Originally from Wolverhampton, Jamie moved to Bristol where he was employed by a company carrying out work at South Bristol Community Hospital. The impact of the economic crash of 2007/08 prompted him to rethink his career and after discussion with his wife, he decided that he wanted to make moves towards being his own boss.
A call from a friend, who ran Plumb Bristol, provided an opportunity to work together, along with an electrician, carrying out bathroom installations for B&Q, which meant regular work. This plan evolved into a limited company called Bristol Tradesmen Ltd.

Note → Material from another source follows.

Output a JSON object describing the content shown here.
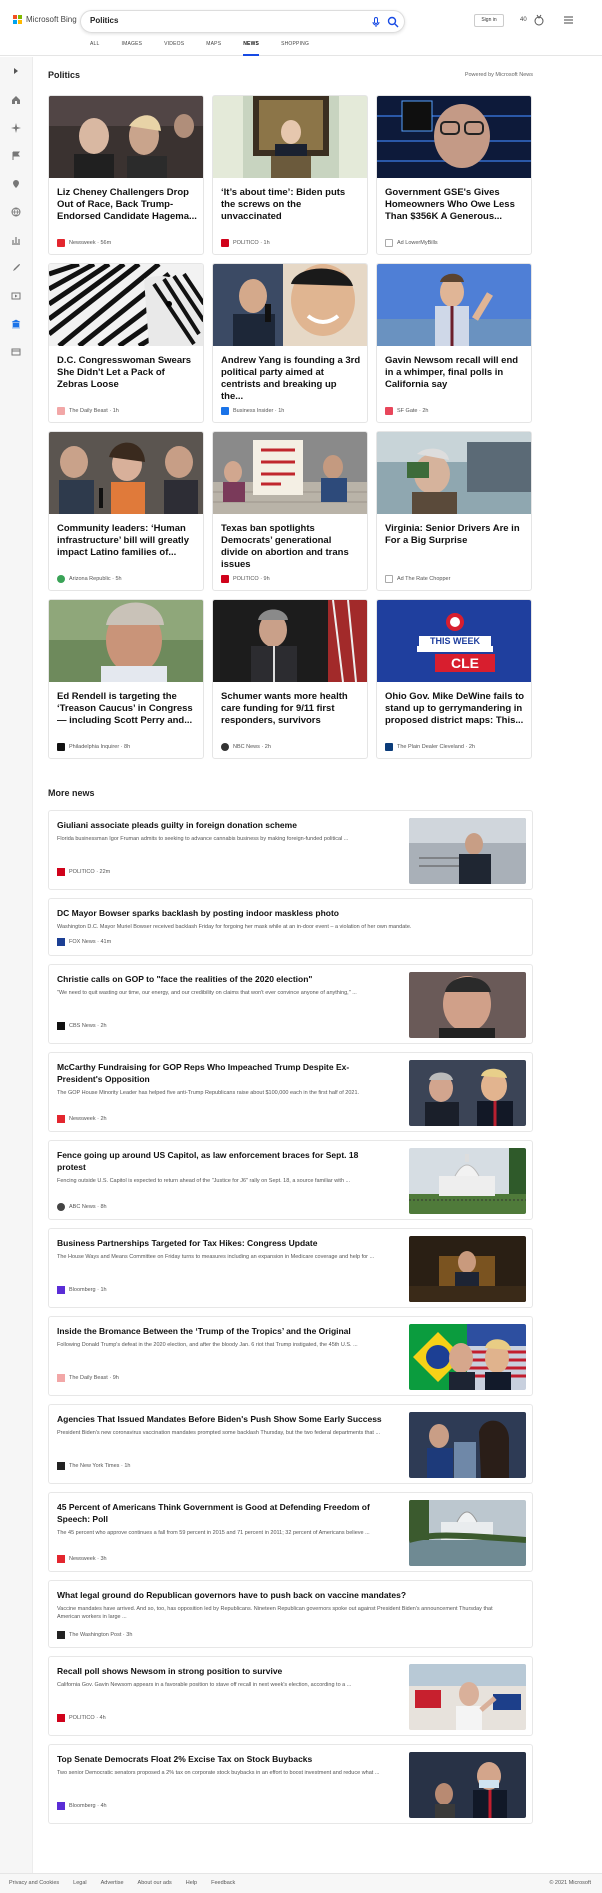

This business continued for three and half years and alongside it, Jamie was regularly carrying out additional plastering jobs, which gradually increased to the point that he needed to find someone to train so that they could assist with the work. His friend Ashley took on this challenge with another friend Nick, acting as silent partner in the business and providing help with the financial side and website.
By this point, Jamie had started a family and was starting to evaluate the hours that he was working against earnings in this arrangement. He looked at the figures and soon realised that he could earn more and work less hours if he set up his own business, which he did, and Plaster Bristol was born. This was three and a half years ago, and he has been inundated with work requests ever since, but towards the end of this period, he once again reached the stage where he needs a labourer to help him on jobs.
Justin, best man at Jamie’s wedding started to help as he had been made redundant from a corporate role which he disliked. However, a more permanent solution arrived in the form of Miles, who originally phoned him from Wales, after having Googled plastering businesses in Bristol, where he was intending to move in six months’ time.
It was then that COVID-19 forced many companies to cease working during the national lockdown, which for Jamie meant three months with no work. However, all the clients that he had booked for this period agreed to move to new dates and once lockdown was lifted, Jamie was back at work and busier than ever. “My customers were great during this period and this loyalty meant that I had work as soon as I started back,” stated Jamie. “At this time there was a plaster shortage, and it was one of my customers who personally arranged for the building merchant located nearby to sell all of his stock to us – this meant that we had enough for four jobs which was fantastic!”
It was a friend who had designed Jamie’s website that made Jamie aware of the business support available from GetSet for Growth in the Bristol area. He got in touch and participated in 1:1 sessions to help him explore his plans for growing the business and what steps he needed to take in order to achieve them. “One suggestion was to look for an apprentice to train in plasterwork by approaching the local colleges which was a great idea,” stated Jamie.
Whilst this search for an apprentice is still ongoing, Jamie has also taken other advice suggested by the GetSet team. “It’s a difficult balance,” said Jamie, “I’m so busy with work that it can be tricky to find time to implement new ideas for the business but I’m persevering, and I am very grateful for the help and advice that the GetSet team have given me.”
“During lockdown, many families, particularly if one or both of the parents were on furlough, decided to carry out home improvements which has added to the increase in work – but I’m not complaining,” commented Jamie.
Jamie’s long-term goal for Plaster Bristol is to take a bit of a step back once he has a team in place who can maintain the high standard of work that his business is built on. Most of his work comes from recommendations and his website is full of glowing testimonials of the work he has carried out – something he is rightly very proud of!
GetSet assisted Jamie to explore new ideas and provided a fresh pair of eyes on my business – “I needed a manager to help manage me,” stated Jamie, “GetSet helped me with this.” The main issue he faces is finding the right staff with the right skills as he has highlighted that the current training provision for young people in the construction industry needs improvement. “We need to better skill our young people as there is plenty of work available to them if they are willing to work hard and develop the skills and knowledge of modern plastering techniques,” comments Jamie.